In addition to the symptoms themselves, those with IBS are more likely to experience fatigue, lack of concentration, changes in their sexual relationships, fear of going out and travelling. All of which can significantly impact quality of life.
Approximately 3 out of 4 people who follow a low FODMAP diet will experience symptoms controlled IBS symptoms, which can help to improve mental health. However, combining the low FODMAP diet with gut-directed therapy may lead to greater psychological improvements.
Gut-directed hypnotherapy can be as effective as the low FODMAP diet for symptom improvement. In the event that the low FODMAP diet does not lead to symptom improvement, gut-directed hypnotherapy or other lifestyle interventions (meditation, yoga etc) may be appropriate.
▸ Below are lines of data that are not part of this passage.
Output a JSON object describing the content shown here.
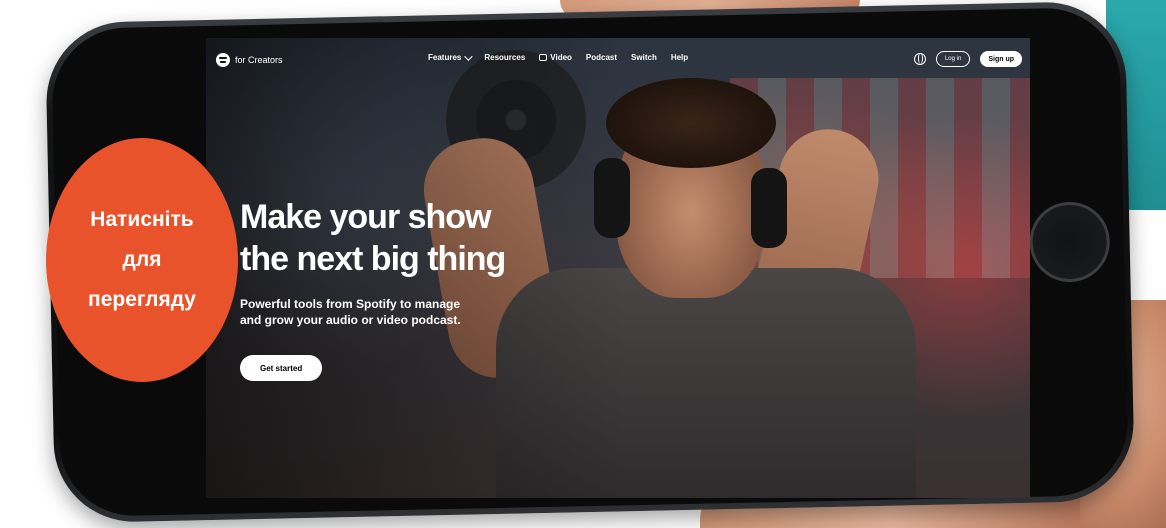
{
  "header": {
    "brand": "for Creators",
    "nav": [
      "Features",
      "Resources",
      "Video",
      "Podcast",
      "Switch",
      "Help"
    ],
    "login_label": "Log in",
    "signup_label": "Sign up"
  },
  "hero": {
    "title_line1": "Make your show",
    "title_line2": "the next big thing",
    "subtitle_line1": "Powerful tools from Spotify to manage",
    "subtitle_line2": "and grow your audio or video podcast.",
    "cta_label": "Get started"
  },
  "badge": {
    "lines": [
      "Натисніть",
      "для",
      "перегляду"
    ],
    "color": "#e8532b"
  },
  "colors": {
    "badge": "#e8532b",
    "phone_frame": "#141516",
    "teal_accent": "#2aa9ad"
  }
}
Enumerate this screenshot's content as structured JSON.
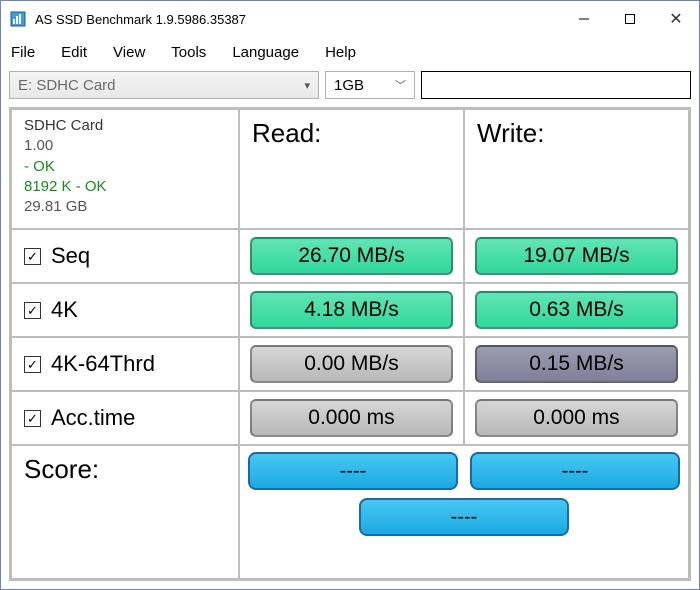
{
  "window": {
    "title": "AS SSD Benchmark 1.9.5986.35387"
  },
  "menu": {
    "file": "File",
    "edit": "Edit",
    "view": "View",
    "tools": "Tools",
    "language": "Language",
    "help": "Help"
  },
  "toolbar": {
    "drive": "E: SDHC Card",
    "size": "1GB",
    "textValue": ""
  },
  "info": {
    "name": "SDHC Card",
    "version": "1.00",
    "status1": " - OK",
    "status2": "8192 K - OK",
    "capacity": "29.81 GB"
  },
  "headers": {
    "read": "Read:",
    "write": "Write:",
    "score": "Score:"
  },
  "rows": {
    "seq": {
      "label": "Seq",
      "read": "26.70 MB/s",
      "write": "19.07 MB/s"
    },
    "k4": {
      "label": "4K",
      "read": "4.18 MB/s",
      "write": "0.63 MB/s"
    },
    "k464": {
      "label": "4K-64Thrd",
      "read": "0.00 MB/s",
      "write": "0.15 MB/s"
    },
    "acc": {
      "label": "Acc.time",
      "read": "0.000 ms",
      "write": "0.000 ms"
    }
  },
  "score": {
    "read": "----",
    "write": "----",
    "total": "----"
  },
  "icons": {
    "check": "✓"
  }
}
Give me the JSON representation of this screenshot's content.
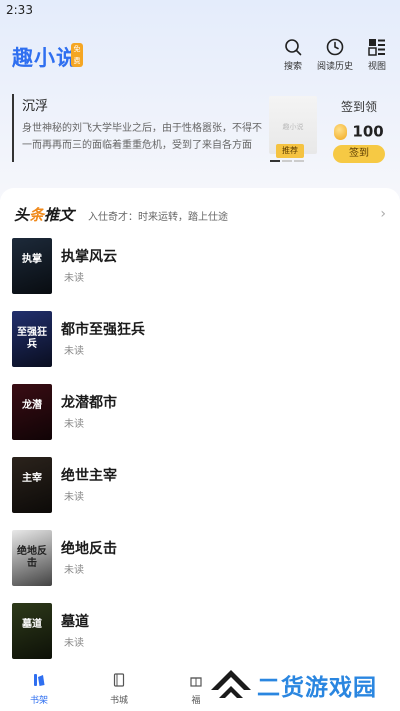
{
  "status_bar": {
    "time": "2:33"
  },
  "header": {
    "logo": "趣小说",
    "logo_tag": "免费",
    "search_label": "搜索",
    "history_label": "阅读历史",
    "view_label": "视图"
  },
  "banner": {
    "title": "沉浮",
    "description": "身世神秘的刘飞大学毕业之后，由于性格嚣张，不得不一而再再而三的面临着重重危机，受到了来自各方面的…",
    "cover_placeholder": "趣小说",
    "tag": "推荐"
  },
  "signin": {
    "title": "签到领",
    "coins": "100",
    "button": "签到"
  },
  "section": {
    "title_part1": "头",
    "title_accent": "条",
    "title_part2": "推文",
    "subtitle": "入仕奇才：时来运转，踏上仕途"
  },
  "books": [
    {
      "title": "执掌风云",
      "status": "未读",
      "cover_text": "执掌",
      "cover_color": "#1d2a3a"
    },
    {
      "title": "都市至强狂兵",
      "status": "未读",
      "cover_text": "至强狂兵",
      "cover_color": "#22306e"
    },
    {
      "title": "龙潜都市",
      "status": "未读",
      "cover_text": "龙潜",
      "cover_color": "#3a0d14"
    },
    {
      "title": "绝世主宰",
      "status": "未读",
      "cover_text": "主宰",
      "cover_color": "#2b231c"
    },
    {
      "title": "绝地反击",
      "status": "未读",
      "cover_text": "绝地反击",
      "cover_color": "#e9e9e9"
    },
    {
      "title": "墓道",
      "status": "未读",
      "cover_text": "墓道",
      "cover_color": "#2e3a1a"
    }
  ],
  "bottom_nav": [
    {
      "label": "书架",
      "icon": "bookshelf-icon",
      "active": true
    },
    {
      "label": "书城",
      "icon": "book-icon",
      "active": false
    },
    {
      "label": "福",
      "icon": "gift-icon",
      "active": false
    }
  ],
  "watermark": {
    "text": "二货游戏园"
  },
  "colors": {
    "accent": "#2f6ff0",
    "gold": "#f6c944",
    "orange": "#f08a1c"
  }
}
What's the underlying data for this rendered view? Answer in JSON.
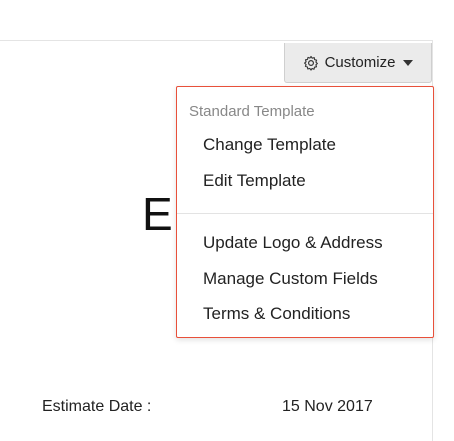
{
  "toolbar": {
    "customize_label": "Customize"
  },
  "document": {
    "heading_partial": "E",
    "estimate_date_label": "Estimate Date :",
    "estimate_date_value": "15 Nov 2017"
  },
  "menu": {
    "section_header": "Standard Template",
    "items": [
      {
        "label": "Change Template"
      },
      {
        "label": "Edit Template"
      },
      {
        "label": "Update Logo & Address"
      },
      {
        "label": "Manage Custom Fields"
      },
      {
        "label": "Terms & Conditions"
      }
    ]
  },
  "colors": {
    "dropdown_border": "#e8503a",
    "button_bg": "#ebebeb",
    "muted_text": "#888888"
  }
}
For those with IBS, it is important that to assess your current stress levels and management. If stress levels are high, then it may be a sign that more can be done with stress management that might be more effective.
Stress management can include (but not limited to) talking to a loved one, a healthcare professional or talking to a therapist. Exercise releases endorphins which can act as a natural pain killer; so try to incorporate some daily movement as this may help relieve IBS symptoms such as abdominal pain and constipation. This may also help to lift a bad mood. Meditation and yoga are also often used to help with stress management in IBS.
It might be worth speaking to a gastroenterologist who can investigate further,o or a dietitian who can investigate other dietary tiggers. Either can recommend a qualified hypnotherapist or psychologist.
Get in touch if you are wanting to seek advice for your IBS symptoms. You're not alone.